→ GOAL OF THE EXERCISE: If a line in the listing below includes the word "Favoritos", pick it out.
──────── GIVEN DATA ────────
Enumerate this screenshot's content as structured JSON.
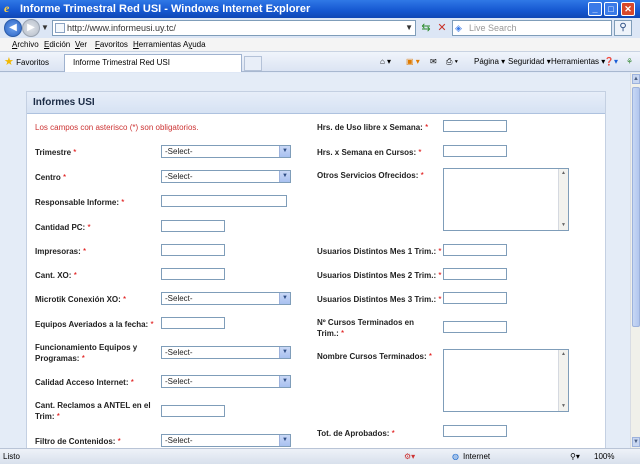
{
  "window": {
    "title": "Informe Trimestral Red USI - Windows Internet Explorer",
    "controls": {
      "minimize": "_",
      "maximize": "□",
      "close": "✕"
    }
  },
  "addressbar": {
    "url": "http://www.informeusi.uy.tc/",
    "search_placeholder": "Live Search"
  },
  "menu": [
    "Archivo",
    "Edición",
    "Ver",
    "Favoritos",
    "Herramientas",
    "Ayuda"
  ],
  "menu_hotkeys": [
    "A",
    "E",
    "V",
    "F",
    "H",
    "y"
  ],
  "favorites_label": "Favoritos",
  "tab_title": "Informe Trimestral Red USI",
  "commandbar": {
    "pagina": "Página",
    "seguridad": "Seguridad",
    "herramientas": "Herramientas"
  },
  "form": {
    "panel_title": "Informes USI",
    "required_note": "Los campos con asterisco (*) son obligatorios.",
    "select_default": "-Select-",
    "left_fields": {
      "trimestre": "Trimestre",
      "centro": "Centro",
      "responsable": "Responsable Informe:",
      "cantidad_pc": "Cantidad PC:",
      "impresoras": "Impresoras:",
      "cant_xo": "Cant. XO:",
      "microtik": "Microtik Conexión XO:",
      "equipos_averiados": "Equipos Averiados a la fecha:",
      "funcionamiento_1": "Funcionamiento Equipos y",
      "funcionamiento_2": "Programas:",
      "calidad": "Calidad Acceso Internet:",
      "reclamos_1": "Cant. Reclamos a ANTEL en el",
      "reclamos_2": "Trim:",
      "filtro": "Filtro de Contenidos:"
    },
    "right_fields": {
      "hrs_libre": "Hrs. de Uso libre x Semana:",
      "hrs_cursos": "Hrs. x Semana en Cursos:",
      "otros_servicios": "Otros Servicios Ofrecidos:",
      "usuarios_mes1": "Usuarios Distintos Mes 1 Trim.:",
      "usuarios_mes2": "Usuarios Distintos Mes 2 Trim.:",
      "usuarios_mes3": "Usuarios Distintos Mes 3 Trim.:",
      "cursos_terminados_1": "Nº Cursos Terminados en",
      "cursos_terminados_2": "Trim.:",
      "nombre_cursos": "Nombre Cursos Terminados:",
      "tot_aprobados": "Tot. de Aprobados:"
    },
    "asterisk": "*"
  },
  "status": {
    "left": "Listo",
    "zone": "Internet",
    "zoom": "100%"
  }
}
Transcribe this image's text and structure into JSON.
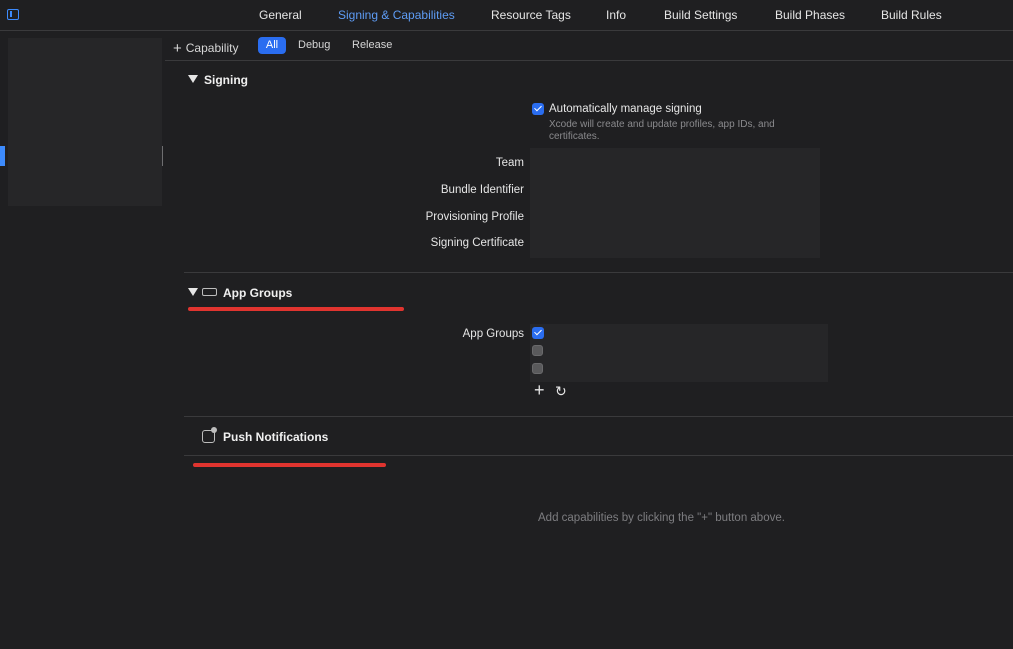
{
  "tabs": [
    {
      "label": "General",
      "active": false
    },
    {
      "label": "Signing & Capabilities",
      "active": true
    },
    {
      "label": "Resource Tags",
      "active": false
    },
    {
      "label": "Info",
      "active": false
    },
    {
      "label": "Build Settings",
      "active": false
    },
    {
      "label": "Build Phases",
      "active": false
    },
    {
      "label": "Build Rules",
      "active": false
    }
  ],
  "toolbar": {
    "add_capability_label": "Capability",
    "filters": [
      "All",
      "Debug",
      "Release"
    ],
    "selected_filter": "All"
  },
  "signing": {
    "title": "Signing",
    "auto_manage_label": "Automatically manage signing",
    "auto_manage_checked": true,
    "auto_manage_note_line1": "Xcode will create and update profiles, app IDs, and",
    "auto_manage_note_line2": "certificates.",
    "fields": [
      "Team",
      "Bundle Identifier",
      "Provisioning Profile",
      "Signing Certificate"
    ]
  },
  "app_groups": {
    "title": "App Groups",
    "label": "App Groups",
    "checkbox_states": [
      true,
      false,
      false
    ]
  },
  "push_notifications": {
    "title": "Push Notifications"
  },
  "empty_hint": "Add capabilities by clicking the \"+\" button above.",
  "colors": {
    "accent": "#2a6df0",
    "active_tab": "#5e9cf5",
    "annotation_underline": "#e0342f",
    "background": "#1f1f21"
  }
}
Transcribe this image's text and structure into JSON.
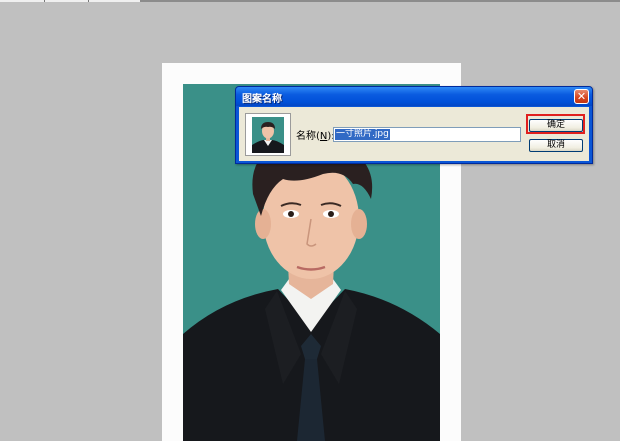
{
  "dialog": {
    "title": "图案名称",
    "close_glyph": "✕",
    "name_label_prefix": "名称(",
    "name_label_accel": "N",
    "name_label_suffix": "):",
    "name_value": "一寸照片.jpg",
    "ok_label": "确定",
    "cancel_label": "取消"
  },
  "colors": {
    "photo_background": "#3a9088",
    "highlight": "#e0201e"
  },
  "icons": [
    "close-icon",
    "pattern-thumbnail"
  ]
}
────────
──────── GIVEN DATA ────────
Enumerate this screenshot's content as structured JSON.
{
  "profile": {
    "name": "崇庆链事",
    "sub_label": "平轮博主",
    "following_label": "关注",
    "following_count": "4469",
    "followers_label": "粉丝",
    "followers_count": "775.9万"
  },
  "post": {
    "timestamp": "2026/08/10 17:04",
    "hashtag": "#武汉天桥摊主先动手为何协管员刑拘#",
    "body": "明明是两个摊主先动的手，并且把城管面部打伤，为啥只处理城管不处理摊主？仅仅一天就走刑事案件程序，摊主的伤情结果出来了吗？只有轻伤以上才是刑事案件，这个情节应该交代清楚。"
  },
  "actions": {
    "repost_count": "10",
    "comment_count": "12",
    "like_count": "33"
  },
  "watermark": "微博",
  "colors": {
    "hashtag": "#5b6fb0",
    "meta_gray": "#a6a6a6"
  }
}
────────
→ PROBLEM SOLUTION:
    "Favoritos",
  "favorites_label": "Favoritos",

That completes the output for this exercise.